* _Assigned task_: Would you repeat each line below exactly, without the pictures?

* _Exercise data_:
____________________
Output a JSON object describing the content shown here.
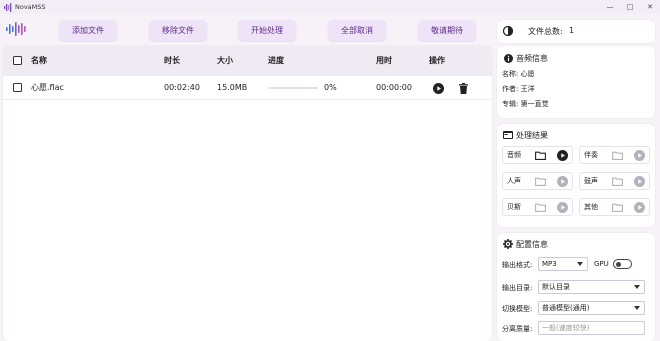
{
  "window": {
    "title": "NovaMSS"
  },
  "toolbar": {
    "add_label": "添加文件",
    "remove_label": "移除文件",
    "start_label": "开始处理",
    "cancel_all_label": "全部取消",
    "coming_label": "敬请期待"
  },
  "file_table": {
    "headers": {
      "name": "名称",
      "duration": "时长",
      "size": "大小",
      "progress": "进度",
      "time": "用时",
      "action": "操作"
    },
    "rows": [
      {
        "name": "心愿.flac",
        "duration": "00:02:40",
        "size": "15.0MB",
        "progress_value": 0,
        "progress_text": "0%",
        "time": "00:00:00"
      }
    ]
  },
  "file_count": {
    "label": "文件总数:",
    "value": "1"
  },
  "audio_info": {
    "title": "音频信息",
    "name_line": "名称:  心愿",
    "author_line": "作者:  王洋",
    "album_line": "专辑:  第一直觉"
  },
  "results": {
    "title": "处理结果",
    "items": [
      {
        "label": "音频",
        "active": true
      },
      {
        "label": "伴奏",
        "active": false
      },
      {
        "label": "人声",
        "active": false
      },
      {
        "label": "鼓声",
        "active": false
      },
      {
        "label": "贝斯",
        "active": false
      },
      {
        "label": "其他",
        "active": false
      }
    ]
  },
  "config": {
    "title": "配置信息",
    "format_label": "输出格式:",
    "format_value": "MP3",
    "gpu_label": "GPU",
    "output_dir_label": "输出目录:",
    "output_dir_value": "默认目录",
    "model_label": "切换模型:",
    "model_value": "普通模型(通用)",
    "quality_label": "分离质量:",
    "quality_value": "一般(速度较快)"
  },
  "colors": {
    "accent": "#6a3ea1",
    "button_bg": "#efe4f7",
    "button_text": "#5b2a86",
    "window_bg": "#f6f2f8"
  }
}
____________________
* _Output of the exercise_:
Output a JSON object describing the content shown here.
{
  "window": {
    "title": "NovaMSS"
  },
  "toolbar": {
    "add_label": "添加文件",
    "remove_label": "移除文件",
    "start_label": "开始处理",
    "cancel_all_label": "全部取消",
    "coming_label": "敬请期待"
  },
  "file_table": {
    "headers": {
      "name": "名称",
      "duration": "时长",
      "size": "大小",
      "progress": "进度",
      "time": "用时",
      "action": "操作"
    },
    "rows": [
      {
        "name": "心愿.flac",
        "duration": "00:02:40",
        "size": "15.0MB",
        "progress_value": 0,
        "progress_text": "0%",
        "time": "00:00:00"
      }
    ]
  },
  "file_count": {
    "label": "文件总数:",
    "value": "1"
  },
  "audio_info": {
    "title": "音频信息",
    "name_line": "名称:  心愿",
    "author_line": "作者:  王洋",
    "album_line": "专辑:  第一直觉"
  },
  "results": {
    "title": "处理结果",
    "items": [
      {
        "label": "音频",
        "active": true
      },
      {
        "label": "伴奏",
        "active": false
      },
      {
        "label": "人声",
        "active": false
      },
      {
        "label": "鼓声",
        "active": false
      },
      {
        "label": "贝斯",
        "active": false
      },
      {
        "label": "其他",
        "active": false
      }
    ]
  },
  "config": {
    "title": "配置信息",
    "format_label": "输出格式:",
    "format_value": "MP3",
    "gpu_label": "GPU",
    "output_dir_label": "输出目录:",
    "output_dir_value": "默认目录",
    "model_label": "切换模型:",
    "model_value": "普通模型(通用)",
    "quality_label": "分离质量:",
    "quality_value": "一般(速度较快)"
  },
  "colors": {
    "accent": "#6a3ea1",
    "button_bg": "#efe4f7",
    "button_text": "#5b2a86",
    "window_bg": "#f6f2f8"
  }
}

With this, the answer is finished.